→ THE TASK:
Would you please state how many lines in the entries contain the word "inventory"? Only the number should be given.

→ GIVEN ENTRIES:
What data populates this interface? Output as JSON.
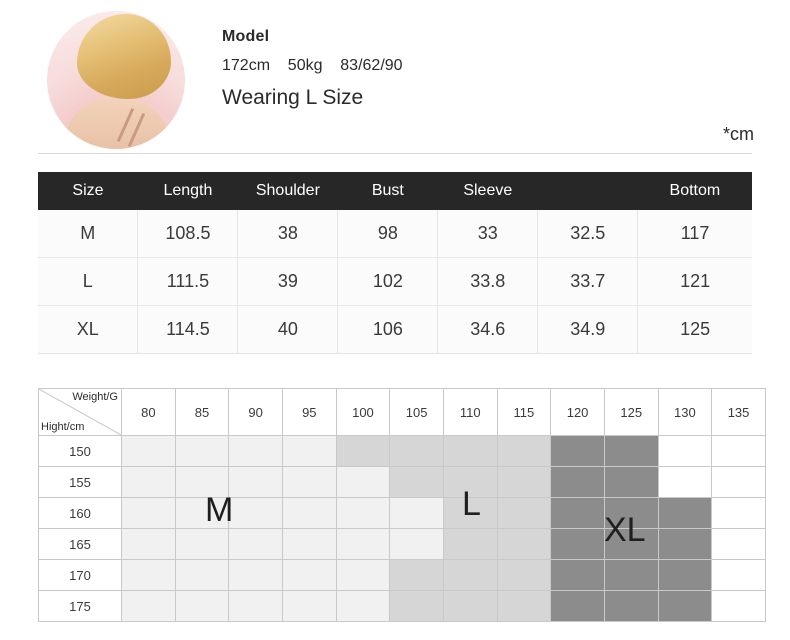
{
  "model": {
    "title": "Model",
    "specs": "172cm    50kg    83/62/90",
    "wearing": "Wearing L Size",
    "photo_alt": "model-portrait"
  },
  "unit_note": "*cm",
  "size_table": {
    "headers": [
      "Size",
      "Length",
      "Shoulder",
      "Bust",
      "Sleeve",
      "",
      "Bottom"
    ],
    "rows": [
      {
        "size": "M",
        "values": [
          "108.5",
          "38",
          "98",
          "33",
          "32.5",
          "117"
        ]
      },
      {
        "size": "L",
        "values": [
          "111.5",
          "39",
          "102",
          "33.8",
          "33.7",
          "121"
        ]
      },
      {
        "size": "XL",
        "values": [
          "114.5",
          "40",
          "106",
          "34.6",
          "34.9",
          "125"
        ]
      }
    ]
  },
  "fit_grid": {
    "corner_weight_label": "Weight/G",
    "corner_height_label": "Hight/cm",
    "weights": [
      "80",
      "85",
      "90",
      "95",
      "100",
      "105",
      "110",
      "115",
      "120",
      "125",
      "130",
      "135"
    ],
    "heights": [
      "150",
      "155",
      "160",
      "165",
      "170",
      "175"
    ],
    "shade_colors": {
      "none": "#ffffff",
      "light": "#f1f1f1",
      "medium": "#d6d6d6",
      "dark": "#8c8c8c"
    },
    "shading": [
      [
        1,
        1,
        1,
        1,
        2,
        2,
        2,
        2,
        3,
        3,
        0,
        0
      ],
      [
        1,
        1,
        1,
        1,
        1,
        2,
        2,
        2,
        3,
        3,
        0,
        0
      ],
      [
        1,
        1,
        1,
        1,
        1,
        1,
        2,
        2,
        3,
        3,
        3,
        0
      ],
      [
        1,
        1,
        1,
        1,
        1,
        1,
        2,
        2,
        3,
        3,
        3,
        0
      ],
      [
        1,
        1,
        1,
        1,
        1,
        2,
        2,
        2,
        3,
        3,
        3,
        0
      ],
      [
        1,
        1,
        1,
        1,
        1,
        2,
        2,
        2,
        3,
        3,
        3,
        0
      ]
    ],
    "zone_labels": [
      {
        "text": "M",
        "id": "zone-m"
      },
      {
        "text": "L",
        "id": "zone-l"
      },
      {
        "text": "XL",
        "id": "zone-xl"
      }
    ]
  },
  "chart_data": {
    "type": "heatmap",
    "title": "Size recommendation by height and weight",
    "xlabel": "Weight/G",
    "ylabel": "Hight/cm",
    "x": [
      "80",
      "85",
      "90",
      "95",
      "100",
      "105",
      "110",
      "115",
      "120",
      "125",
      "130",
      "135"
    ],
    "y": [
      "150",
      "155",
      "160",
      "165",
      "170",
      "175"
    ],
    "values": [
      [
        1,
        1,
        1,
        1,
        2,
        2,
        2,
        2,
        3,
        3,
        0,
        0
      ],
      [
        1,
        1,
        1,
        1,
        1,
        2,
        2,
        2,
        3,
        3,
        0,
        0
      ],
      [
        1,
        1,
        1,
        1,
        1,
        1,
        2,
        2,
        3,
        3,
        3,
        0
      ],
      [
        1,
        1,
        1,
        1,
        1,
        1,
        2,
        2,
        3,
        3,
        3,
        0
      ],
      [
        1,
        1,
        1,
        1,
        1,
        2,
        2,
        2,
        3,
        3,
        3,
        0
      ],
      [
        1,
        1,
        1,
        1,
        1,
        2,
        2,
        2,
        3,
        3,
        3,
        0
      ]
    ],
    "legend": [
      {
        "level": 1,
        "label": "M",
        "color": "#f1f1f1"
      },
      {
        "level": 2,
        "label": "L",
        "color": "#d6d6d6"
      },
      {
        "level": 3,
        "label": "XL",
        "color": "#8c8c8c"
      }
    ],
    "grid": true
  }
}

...

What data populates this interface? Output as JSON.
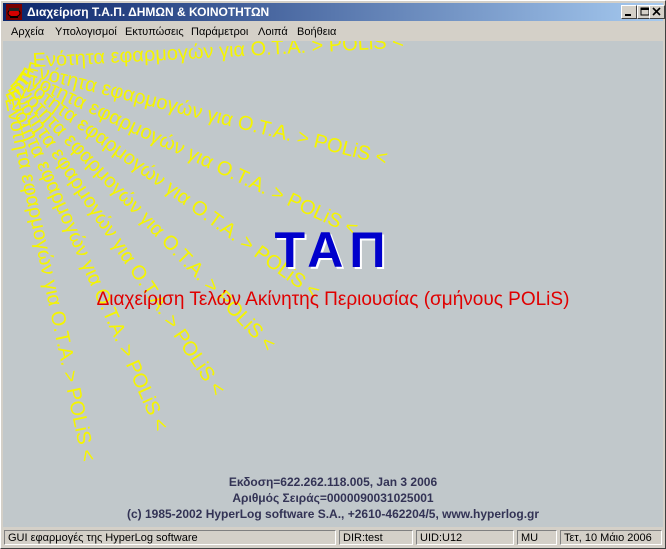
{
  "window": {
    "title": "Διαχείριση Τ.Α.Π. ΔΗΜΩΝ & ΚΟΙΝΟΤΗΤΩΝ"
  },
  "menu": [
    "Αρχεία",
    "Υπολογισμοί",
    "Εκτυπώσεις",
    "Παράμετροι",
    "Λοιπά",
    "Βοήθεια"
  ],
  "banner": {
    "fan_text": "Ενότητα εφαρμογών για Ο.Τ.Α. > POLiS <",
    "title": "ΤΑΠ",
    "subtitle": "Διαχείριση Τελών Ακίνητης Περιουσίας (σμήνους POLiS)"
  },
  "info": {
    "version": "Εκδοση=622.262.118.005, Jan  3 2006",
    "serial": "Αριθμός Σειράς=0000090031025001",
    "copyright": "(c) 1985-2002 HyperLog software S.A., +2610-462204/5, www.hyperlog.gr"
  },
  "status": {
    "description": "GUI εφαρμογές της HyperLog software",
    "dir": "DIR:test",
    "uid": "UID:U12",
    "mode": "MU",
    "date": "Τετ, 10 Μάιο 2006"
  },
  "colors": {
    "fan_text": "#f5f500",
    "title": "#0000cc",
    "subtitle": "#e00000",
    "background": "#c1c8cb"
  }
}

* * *

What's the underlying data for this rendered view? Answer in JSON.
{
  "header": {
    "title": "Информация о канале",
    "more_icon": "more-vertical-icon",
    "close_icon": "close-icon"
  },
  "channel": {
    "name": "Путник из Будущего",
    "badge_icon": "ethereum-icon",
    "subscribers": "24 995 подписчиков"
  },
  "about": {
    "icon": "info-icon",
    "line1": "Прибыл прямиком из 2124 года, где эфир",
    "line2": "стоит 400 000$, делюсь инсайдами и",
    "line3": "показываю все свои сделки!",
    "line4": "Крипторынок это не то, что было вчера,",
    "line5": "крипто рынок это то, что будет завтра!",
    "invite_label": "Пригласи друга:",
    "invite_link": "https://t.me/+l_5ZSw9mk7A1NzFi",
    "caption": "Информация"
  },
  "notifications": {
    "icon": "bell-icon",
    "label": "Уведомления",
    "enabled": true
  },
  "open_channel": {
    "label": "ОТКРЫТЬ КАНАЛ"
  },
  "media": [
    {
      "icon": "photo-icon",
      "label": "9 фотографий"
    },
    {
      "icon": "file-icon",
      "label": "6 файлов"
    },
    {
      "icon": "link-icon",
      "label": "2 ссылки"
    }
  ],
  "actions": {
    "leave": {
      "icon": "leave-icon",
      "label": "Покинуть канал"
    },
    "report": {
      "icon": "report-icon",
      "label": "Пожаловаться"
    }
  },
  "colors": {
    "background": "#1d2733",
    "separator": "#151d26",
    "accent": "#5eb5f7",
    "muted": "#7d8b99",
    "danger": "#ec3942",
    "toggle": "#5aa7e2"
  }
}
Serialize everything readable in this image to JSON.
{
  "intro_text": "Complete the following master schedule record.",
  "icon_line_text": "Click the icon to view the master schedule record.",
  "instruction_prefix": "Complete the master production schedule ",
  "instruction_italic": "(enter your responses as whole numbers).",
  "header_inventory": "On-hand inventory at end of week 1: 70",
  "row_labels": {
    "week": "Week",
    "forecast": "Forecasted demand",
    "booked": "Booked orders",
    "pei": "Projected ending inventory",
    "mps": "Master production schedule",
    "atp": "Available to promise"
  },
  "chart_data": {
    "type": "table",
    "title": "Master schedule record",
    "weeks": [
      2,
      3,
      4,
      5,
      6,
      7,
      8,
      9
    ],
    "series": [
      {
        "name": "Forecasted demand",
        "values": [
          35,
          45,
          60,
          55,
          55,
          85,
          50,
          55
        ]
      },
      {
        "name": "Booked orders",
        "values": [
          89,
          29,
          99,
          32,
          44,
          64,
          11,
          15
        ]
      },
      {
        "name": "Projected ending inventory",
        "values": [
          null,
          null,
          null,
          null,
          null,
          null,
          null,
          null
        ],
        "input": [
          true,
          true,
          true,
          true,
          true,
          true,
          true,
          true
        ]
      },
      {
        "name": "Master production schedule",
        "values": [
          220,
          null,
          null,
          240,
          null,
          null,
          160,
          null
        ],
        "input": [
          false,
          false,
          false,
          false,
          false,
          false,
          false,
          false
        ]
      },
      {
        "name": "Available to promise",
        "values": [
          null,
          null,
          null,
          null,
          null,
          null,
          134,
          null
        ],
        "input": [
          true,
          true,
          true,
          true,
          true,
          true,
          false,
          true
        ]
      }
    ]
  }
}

→ WORKED SOLUTION:
3